The Genus Hepatica
I have certainly said the same before as I am sure I will say the same again. Each year, in mid-March to early April, I note that the Hepaticas have never looked better. As they have now become happily established in our woodland at Heronswood, they have become to recombine and self sow, treating us to beefy mounds of tri-lobed, often mottled, foliage and scores of delicate flowers in pastel shades. Though the flowering effects may be considered short by some, there is no other genus or hardy plants that provides such charm to the late winter garden. Nor one that evokes such lust and passion amongst collectors. Nor one that seemingly gets better each year.

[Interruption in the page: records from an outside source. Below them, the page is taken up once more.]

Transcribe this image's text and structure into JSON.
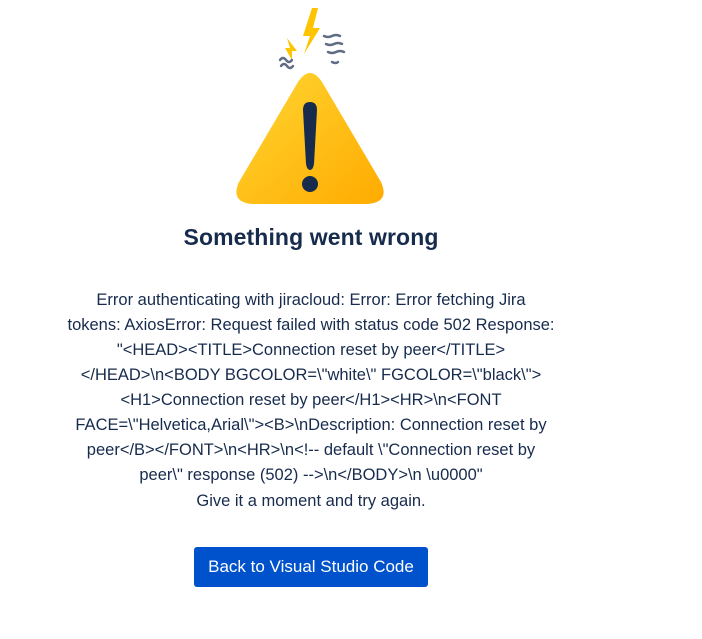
{
  "error": {
    "title": "Something went wrong",
    "message": "Error authenticating with jiracloud: Error: Error fetching Jira\ntokens: AxiosError: Request failed with status code 502 Response:\n\"<HEAD><TITLE>Connection reset by peer</TITLE>\n</HEAD>\\n<BODY BGCOLOR=\\\"white\\\" FGCOLOR=\\\"black\\\">\n<H1>Connection reset by peer</H1><HR>\\n<FONT\nFACE=\\\"Helvetica,Arial\\\"><B>\\nDescription: Connection reset by\npeer</B></FONT>\\n<HR>\\n<!-- default \\\"Connection reset by\npeer\\\" response (502) -->\\n</BODY>\\n \\u0000\"",
    "hint": "Give it a moment and try again."
  },
  "actions": {
    "back_label": "Back to Visual Studio Code"
  },
  "icons": {
    "illustration": "warning-triangle-icon"
  },
  "colors": {
    "primary_button": "#0052cc",
    "text": "#172b4d",
    "warning": "#ffc400"
  }
}
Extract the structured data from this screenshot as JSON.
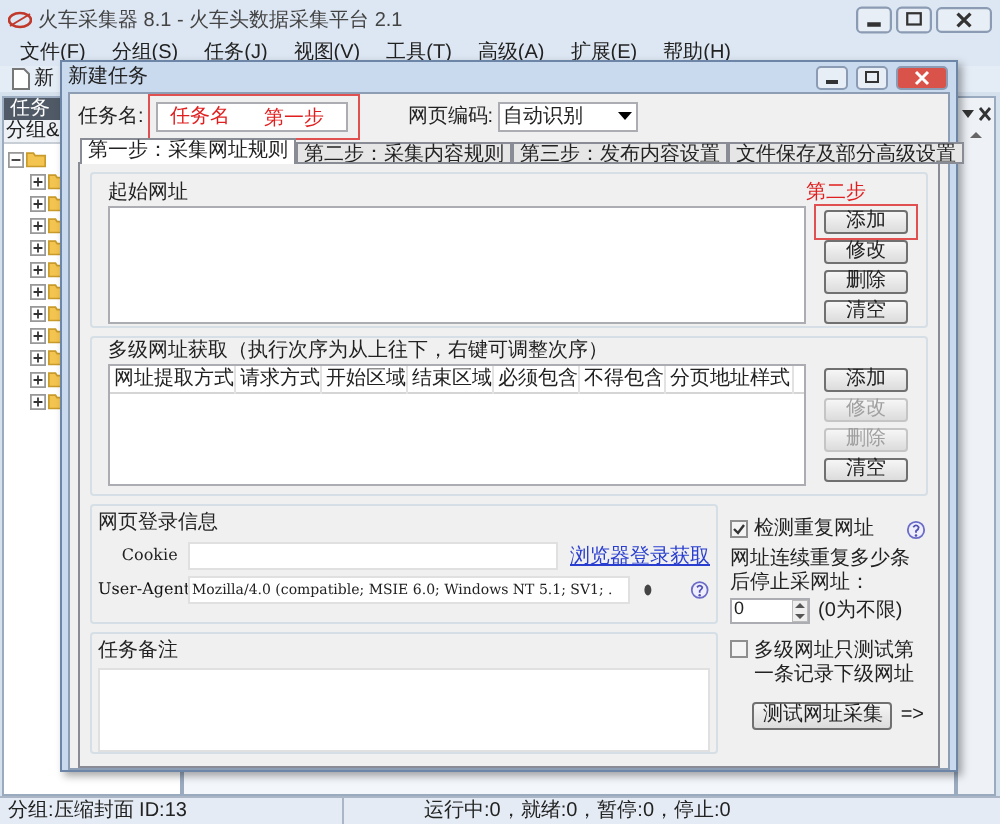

There are not many species of Hepatica world wide. Hepatica acutiloba and Hepatica noblis var. americana are the only N. American representatives. Hepatica nobilis var. noblis, H. noblis var. pyrenaica and H. transsilvanica hold down the fort in Europe while a quartet or quintux of Asian species are found in Japan, Korea and China. In Japan, Hepatica fanciers have elevated the genus to near cult status where they are most often grown, and displayed, in containers.Hepaticas are not in the least difficult to grow. Though they are most in sync with a deciduous woodland- not coniferous – as they prefer to have sunny conditions when in active growth followed by quite shaded conditions during the summer., if provided a garden position with a high overstory and bright conditions, and with hummus rich soils, they will thrive in our climate.
Throughout our woodland during the next three weeks, you will be treated to numerous species, cultivars and self sown seedlings of Hepaticas at their peak blossom. Visit the garden to explore this beguiling genus- and many, many others- to experience for yourself the breadth of their endearing qualities.